Dataset rows describing interfaces:
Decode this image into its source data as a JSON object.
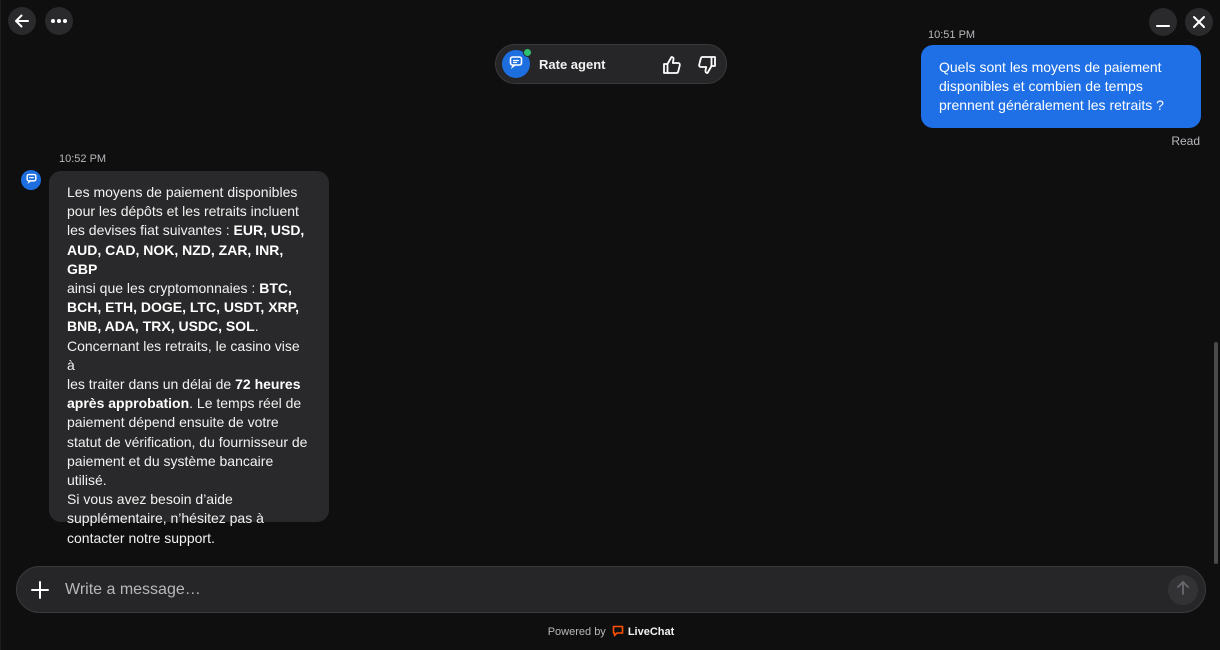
{
  "header": {
    "rate_agent": {
      "label": "Rate agent"
    }
  },
  "messages": [
    {
      "sender": "user",
      "time": "10:51 PM",
      "lines": [
        "Quels sont les moyens de paiement",
        "disponibles et combien de temps",
        "prennent généralement les retraits ?"
      ],
      "status": "Read"
    },
    {
      "sender": "agent",
      "time": "10:52 PM",
      "text": {
        "l1": "Les moyens de paiement disponibles",
        "l2": "pour les dépôts et les retraits incluent",
        "l3a": "les devises fiat suivantes : ",
        "l3b": "EUR, USD,",
        "l4": "AUD, CAD, NOK, NZD, ZAR, INR, GBP",
        "l5a": "ainsi que les cryptomonnaies : ",
        "l5b": "BTC,",
        "l6": "BCH, ETH, DOGE, LTC, USDT, XRP,",
        "l7a": "BNB, ADA, TRX, USDC, SOL",
        "l7b": ".",
        "l8": "Concernant les retraits, le casino vise à",
        "l9a": "les traiter dans un délai de ",
        "l9b": "72 heures",
        "l10a": "après approbation",
        "l10b": ". Le temps réel de",
        "l11": "paiement dépend ensuite de votre",
        "l12": "statut de vérification, du fournisseur de",
        "l13": "paiement et du système bancaire",
        "l14": "utilisé.",
        "l15": "Si vous avez besoin d’aide",
        "l16": "supplémentaire, n’hésitez pas à",
        "l17": "contacter notre support."
      }
    }
  ],
  "composer": {
    "placeholder": "Write a message…"
  },
  "footer": {
    "powered_by": "Powered by",
    "brand": "LiveChat"
  },
  "colors": {
    "background": "#0f0f10",
    "user_bubble": "#1f6fe6",
    "agent_bubble": "#29292b",
    "accent": "#1d6fe0",
    "online": "#2fbf71",
    "brand_orange": "#ff5100"
  },
  "icons": {
    "back": "back-arrow-icon",
    "more": "more-dots-icon",
    "minimize": "minimize-icon",
    "close": "close-icon",
    "thumbs_up": "thumbs-up-icon",
    "thumbs_down": "thumbs-down-icon",
    "plus": "plus-icon",
    "send": "send-arrow-icon",
    "agent": "chat-bubble-icon"
  }
}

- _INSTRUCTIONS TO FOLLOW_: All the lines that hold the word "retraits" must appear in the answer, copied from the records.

- _SOLUTION TO THIS EXERCISE_:
        "prennent généralement les retraits ?"
        "l2": "pour les dépôts et les retraits incluent",
        "l8": "Concernant les retraits, le casino vise à",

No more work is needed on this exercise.